→ Aim of the exercise
Your reply is to be the lines below, exactly as written, with images omitted.

[Dataset entries]
○ ○ ○

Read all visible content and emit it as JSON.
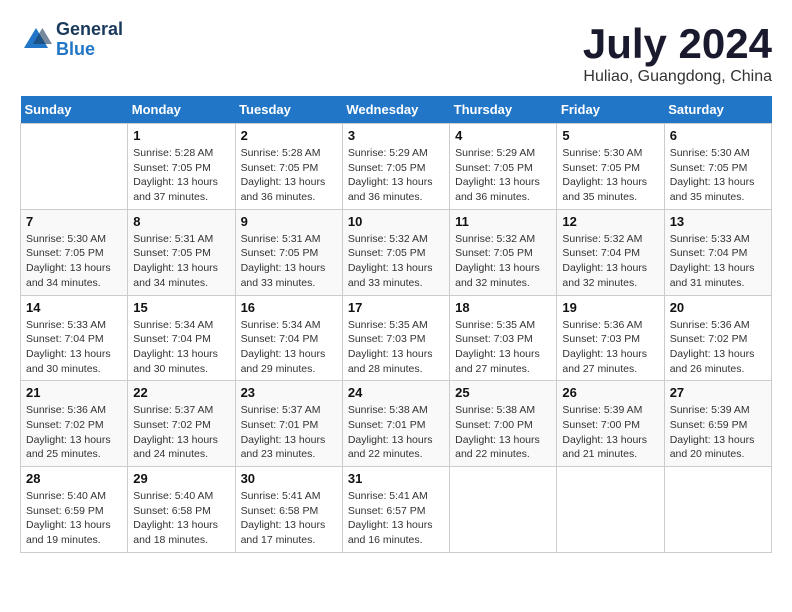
{
  "header": {
    "logo_general": "General",
    "logo_blue": "Blue",
    "month_year": "July 2024",
    "location": "Huliao, Guangdong, China"
  },
  "days_of_week": [
    "Sunday",
    "Monday",
    "Tuesday",
    "Wednesday",
    "Thursday",
    "Friday",
    "Saturday"
  ],
  "weeks": [
    [
      {
        "day": "",
        "sunrise": "",
        "sunset": "",
        "daylight": ""
      },
      {
        "day": "1",
        "sunrise": "Sunrise: 5:28 AM",
        "sunset": "Sunset: 7:05 PM",
        "daylight": "Daylight: 13 hours and 37 minutes."
      },
      {
        "day": "2",
        "sunrise": "Sunrise: 5:28 AM",
        "sunset": "Sunset: 7:05 PM",
        "daylight": "Daylight: 13 hours and 36 minutes."
      },
      {
        "day": "3",
        "sunrise": "Sunrise: 5:29 AM",
        "sunset": "Sunset: 7:05 PM",
        "daylight": "Daylight: 13 hours and 36 minutes."
      },
      {
        "day": "4",
        "sunrise": "Sunrise: 5:29 AM",
        "sunset": "Sunset: 7:05 PM",
        "daylight": "Daylight: 13 hours and 36 minutes."
      },
      {
        "day": "5",
        "sunrise": "Sunrise: 5:30 AM",
        "sunset": "Sunset: 7:05 PM",
        "daylight": "Daylight: 13 hours and 35 minutes."
      },
      {
        "day": "6",
        "sunrise": "Sunrise: 5:30 AM",
        "sunset": "Sunset: 7:05 PM",
        "daylight": "Daylight: 13 hours and 35 minutes."
      }
    ],
    [
      {
        "day": "7",
        "sunrise": "Sunrise: 5:30 AM",
        "sunset": "Sunset: 7:05 PM",
        "daylight": "Daylight: 13 hours and 34 minutes."
      },
      {
        "day": "8",
        "sunrise": "Sunrise: 5:31 AM",
        "sunset": "Sunset: 7:05 PM",
        "daylight": "Daylight: 13 hours and 34 minutes."
      },
      {
        "day": "9",
        "sunrise": "Sunrise: 5:31 AM",
        "sunset": "Sunset: 7:05 PM",
        "daylight": "Daylight: 13 hours and 33 minutes."
      },
      {
        "day": "10",
        "sunrise": "Sunrise: 5:32 AM",
        "sunset": "Sunset: 7:05 PM",
        "daylight": "Daylight: 13 hours and 33 minutes."
      },
      {
        "day": "11",
        "sunrise": "Sunrise: 5:32 AM",
        "sunset": "Sunset: 7:05 PM",
        "daylight": "Daylight: 13 hours and 32 minutes."
      },
      {
        "day": "12",
        "sunrise": "Sunrise: 5:32 AM",
        "sunset": "Sunset: 7:04 PM",
        "daylight": "Daylight: 13 hours and 32 minutes."
      },
      {
        "day": "13",
        "sunrise": "Sunrise: 5:33 AM",
        "sunset": "Sunset: 7:04 PM",
        "daylight": "Daylight: 13 hours and 31 minutes."
      }
    ],
    [
      {
        "day": "14",
        "sunrise": "Sunrise: 5:33 AM",
        "sunset": "Sunset: 7:04 PM",
        "daylight": "Daylight: 13 hours and 30 minutes."
      },
      {
        "day": "15",
        "sunrise": "Sunrise: 5:34 AM",
        "sunset": "Sunset: 7:04 PM",
        "daylight": "Daylight: 13 hours and 30 minutes."
      },
      {
        "day": "16",
        "sunrise": "Sunrise: 5:34 AM",
        "sunset": "Sunset: 7:04 PM",
        "daylight": "Daylight: 13 hours and 29 minutes."
      },
      {
        "day": "17",
        "sunrise": "Sunrise: 5:35 AM",
        "sunset": "Sunset: 7:03 PM",
        "daylight": "Daylight: 13 hours and 28 minutes."
      },
      {
        "day": "18",
        "sunrise": "Sunrise: 5:35 AM",
        "sunset": "Sunset: 7:03 PM",
        "daylight": "Daylight: 13 hours and 27 minutes."
      },
      {
        "day": "19",
        "sunrise": "Sunrise: 5:36 AM",
        "sunset": "Sunset: 7:03 PM",
        "daylight": "Daylight: 13 hours and 27 minutes."
      },
      {
        "day": "20",
        "sunrise": "Sunrise: 5:36 AM",
        "sunset": "Sunset: 7:02 PM",
        "daylight": "Daylight: 13 hours and 26 minutes."
      }
    ],
    [
      {
        "day": "21",
        "sunrise": "Sunrise: 5:36 AM",
        "sunset": "Sunset: 7:02 PM",
        "daylight": "Daylight: 13 hours and 25 minutes."
      },
      {
        "day": "22",
        "sunrise": "Sunrise: 5:37 AM",
        "sunset": "Sunset: 7:02 PM",
        "daylight": "Daylight: 13 hours and 24 minutes."
      },
      {
        "day": "23",
        "sunrise": "Sunrise: 5:37 AM",
        "sunset": "Sunset: 7:01 PM",
        "daylight": "Daylight: 13 hours and 23 minutes."
      },
      {
        "day": "24",
        "sunrise": "Sunrise: 5:38 AM",
        "sunset": "Sunset: 7:01 PM",
        "daylight": "Daylight: 13 hours and 22 minutes."
      },
      {
        "day": "25",
        "sunrise": "Sunrise: 5:38 AM",
        "sunset": "Sunset: 7:00 PM",
        "daylight": "Daylight: 13 hours and 22 minutes."
      },
      {
        "day": "26",
        "sunrise": "Sunrise: 5:39 AM",
        "sunset": "Sunset: 7:00 PM",
        "daylight": "Daylight: 13 hours and 21 minutes."
      },
      {
        "day": "27",
        "sunrise": "Sunrise: 5:39 AM",
        "sunset": "Sunset: 6:59 PM",
        "daylight": "Daylight: 13 hours and 20 minutes."
      }
    ],
    [
      {
        "day": "28",
        "sunrise": "Sunrise: 5:40 AM",
        "sunset": "Sunset: 6:59 PM",
        "daylight": "Daylight: 13 hours and 19 minutes."
      },
      {
        "day": "29",
        "sunrise": "Sunrise: 5:40 AM",
        "sunset": "Sunset: 6:58 PM",
        "daylight": "Daylight: 13 hours and 18 minutes."
      },
      {
        "day": "30",
        "sunrise": "Sunrise: 5:41 AM",
        "sunset": "Sunset: 6:58 PM",
        "daylight": "Daylight: 13 hours and 17 minutes."
      },
      {
        "day": "31",
        "sunrise": "Sunrise: 5:41 AM",
        "sunset": "Sunset: 6:57 PM",
        "daylight": "Daylight: 13 hours and 16 minutes."
      },
      {
        "day": "",
        "sunrise": "",
        "sunset": "",
        "daylight": ""
      },
      {
        "day": "",
        "sunrise": "",
        "sunset": "",
        "daylight": ""
      },
      {
        "day": "",
        "sunrise": "",
        "sunset": "",
        "daylight": ""
      }
    ]
  ]
}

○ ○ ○

→ Answer for the task
Read all visible content and emit it as JSON.
{
  "header": {
    "logo_general": "General",
    "logo_blue": "Blue",
    "month_year": "July 2024",
    "location": "Huliao, Guangdong, China"
  },
  "days_of_week": [
    "Sunday",
    "Monday",
    "Tuesday",
    "Wednesday",
    "Thursday",
    "Friday",
    "Saturday"
  ],
  "weeks": [
    [
      {
        "day": "",
        "sunrise": "",
        "sunset": "",
        "daylight": ""
      },
      {
        "day": "1",
        "sunrise": "Sunrise: 5:28 AM",
        "sunset": "Sunset: 7:05 PM",
        "daylight": "Daylight: 13 hours and 37 minutes."
      },
      {
        "day": "2",
        "sunrise": "Sunrise: 5:28 AM",
        "sunset": "Sunset: 7:05 PM",
        "daylight": "Daylight: 13 hours and 36 minutes."
      },
      {
        "day": "3",
        "sunrise": "Sunrise: 5:29 AM",
        "sunset": "Sunset: 7:05 PM",
        "daylight": "Daylight: 13 hours and 36 minutes."
      },
      {
        "day": "4",
        "sunrise": "Sunrise: 5:29 AM",
        "sunset": "Sunset: 7:05 PM",
        "daylight": "Daylight: 13 hours and 36 minutes."
      },
      {
        "day": "5",
        "sunrise": "Sunrise: 5:30 AM",
        "sunset": "Sunset: 7:05 PM",
        "daylight": "Daylight: 13 hours and 35 minutes."
      },
      {
        "day": "6",
        "sunrise": "Sunrise: 5:30 AM",
        "sunset": "Sunset: 7:05 PM",
        "daylight": "Daylight: 13 hours and 35 minutes."
      }
    ],
    [
      {
        "day": "7",
        "sunrise": "Sunrise: 5:30 AM",
        "sunset": "Sunset: 7:05 PM",
        "daylight": "Daylight: 13 hours and 34 minutes."
      },
      {
        "day": "8",
        "sunrise": "Sunrise: 5:31 AM",
        "sunset": "Sunset: 7:05 PM",
        "daylight": "Daylight: 13 hours and 34 minutes."
      },
      {
        "day": "9",
        "sunrise": "Sunrise: 5:31 AM",
        "sunset": "Sunset: 7:05 PM",
        "daylight": "Daylight: 13 hours and 33 minutes."
      },
      {
        "day": "10",
        "sunrise": "Sunrise: 5:32 AM",
        "sunset": "Sunset: 7:05 PM",
        "daylight": "Daylight: 13 hours and 33 minutes."
      },
      {
        "day": "11",
        "sunrise": "Sunrise: 5:32 AM",
        "sunset": "Sunset: 7:05 PM",
        "daylight": "Daylight: 13 hours and 32 minutes."
      },
      {
        "day": "12",
        "sunrise": "Sunrise: 5:32 AM",
        "sunset": "Sunset: 7:04 PM",
        "daylight": "Daylight: 13 hours and 32 minutes."
      },
      {
        "day": "13",
        "sunrise": "Sunrise: 5:33 AM",
        "sunset": "Sunset: 7:04 PM",
        "daylight": "Daylight: 13 hours and 31 minutes."
      }
    ],
    [
      {
        "day": "14",
        "sunrise": "Sunrise: 5:33 AM",
        "sunset": "Sunset: 7:04 PM",
        "daylight": "Daylight: 13 hours and 30 minutes."
      },
      {
        "day": "15",
        "sunrise": "Sunrise: 5:34 AM",
        "sunset": "Sunset: 7:04 PM",
        "daylight": "Daylight: 13 hours and 30 minutes."
      },
      {
        "day": "16",
        "sunrise": "Sunrise: 5:34 AM",
        "sunset": "Sunset: 7:04 PM",
        "daylight": "Daylight: 13 hours and 29 minutes."
      },
      {
        "day": "17",
        "sunrise": "Sunrise: 5:35 AM",
        "sunset": "Sunset: 7:03 PM",
        "daylight": "Daylight: 13 hours and 28 minutes."
      },
      {
        "day": "18",
        "sunrise": "Sunrise: 5:35 AM",
        "sunset": "Sunset: 7:03 PM",
        "daylight": "Daylight: 13 hours and 27 minutes."
      },
      {
        "day": "19",
        "sunrise": "Sunrise: 5:36 AM",
        "sunset": "Sunset: 7:03 PM",
        "daylight": "Daylight: 13 hours and 27 minutes."
      },
      {
        "day": "20",
        "sunrise": "Sunrise: 5:36 AM",
        "sunset": "Sunset: 7:02 PM",
        "daylight": "Daylight: 13 hours and 26 minutes."
      }
    ],
    [
      {
        "day": "21",
        "sunrise": "Sunrise: 5:36 AM",
        "sunset": "Sunset: 7:02 PM",
        "daylight": "Daylight: 13 hours and 25 minutes."
      },
      {
        "day": "22",
        "sunrise": "Sunrise: 5:37 AM",
        "sunset": "Sunset: 7:02 PM",
        "daylight": "Daylight: 13 hours and 24 minutes."
      },
      {
        "day": "23",
        "sunrise": "Sunrise: 5:37 AM",
        "sunset": "Sunset: 7:01 PM",
        "daylight": "Daylight: 13 hours and 23 minutes."
      },
      {
        "day": "24",
        "sunrise": "Sunrise: 5:38 AM",
        "sunset": "Sunset: 7:01 PM",
        "daylight": "Daylight: 13 hours and 22 minutes."
      },
      {
        "day": "25",
        "sunrise": "Sunrise: 5:38 AM",
        "sunset": "Sunset: 7:00 PM",
        "daylight": "Daylight: 13 hours and 22 minutes."
      },
      {
        "day": "26",
        "sunrise": "Sunrise: 5:39 AM",
        "sunset": "Sunset: 7:00 PM",
        "daylight": "Daylight: 13 hours and 21 minutes."
      },
      {
        "day": "27",
        "sunrise": "Sunrise: 5:39 AM",
        "sunset": "Sunset: 6:59 PM",
        "daylight": "Daylight: 13 hours and 20 minutes."
      }
    ],
    [
      {
        "day": "28",
        "sunrise": "Sunrise: 5:40 AM",
        "sunset": "Sunset: 6:59 PM",
        "daylight": "Daylight: 13 hours and 19 minutes."
      },
      {
        "day": "29",
        "sunrise": "Sunrise: 5:40 AM",
        "sunset": "Sunset: 6:58 PM",
        "daylight": "Daylight: 13 hours and 18 minutes."
      },
      {
        "day": "30",
        "sunrise": "Sunrise: 5:41 AM",
        "sunset": "Sunset: 6:58 PM",
        "daylight": "Daylight: 13 hours and 17 minutes."
      },
      {
        "day": "31",
        "sunrise": "Sunrise: 5:41 AM",
        "sunset": "Sunset: 6:57 PM",
        "daylight": "Daylight: 13 hours and 16 minutes."
      },
      {
        "day": "",
        "sunrise": "",
        "sunset": "",
        "daylight": ""
      },
      {
        "day": "",
        "sunrise": "",
        "sunset": "",
        "daylight": ""
      },
      {
        "day": "",
        "sunrise": "",
        "sunset": "",
        "daylight": ""
      }
    ]
  ]
}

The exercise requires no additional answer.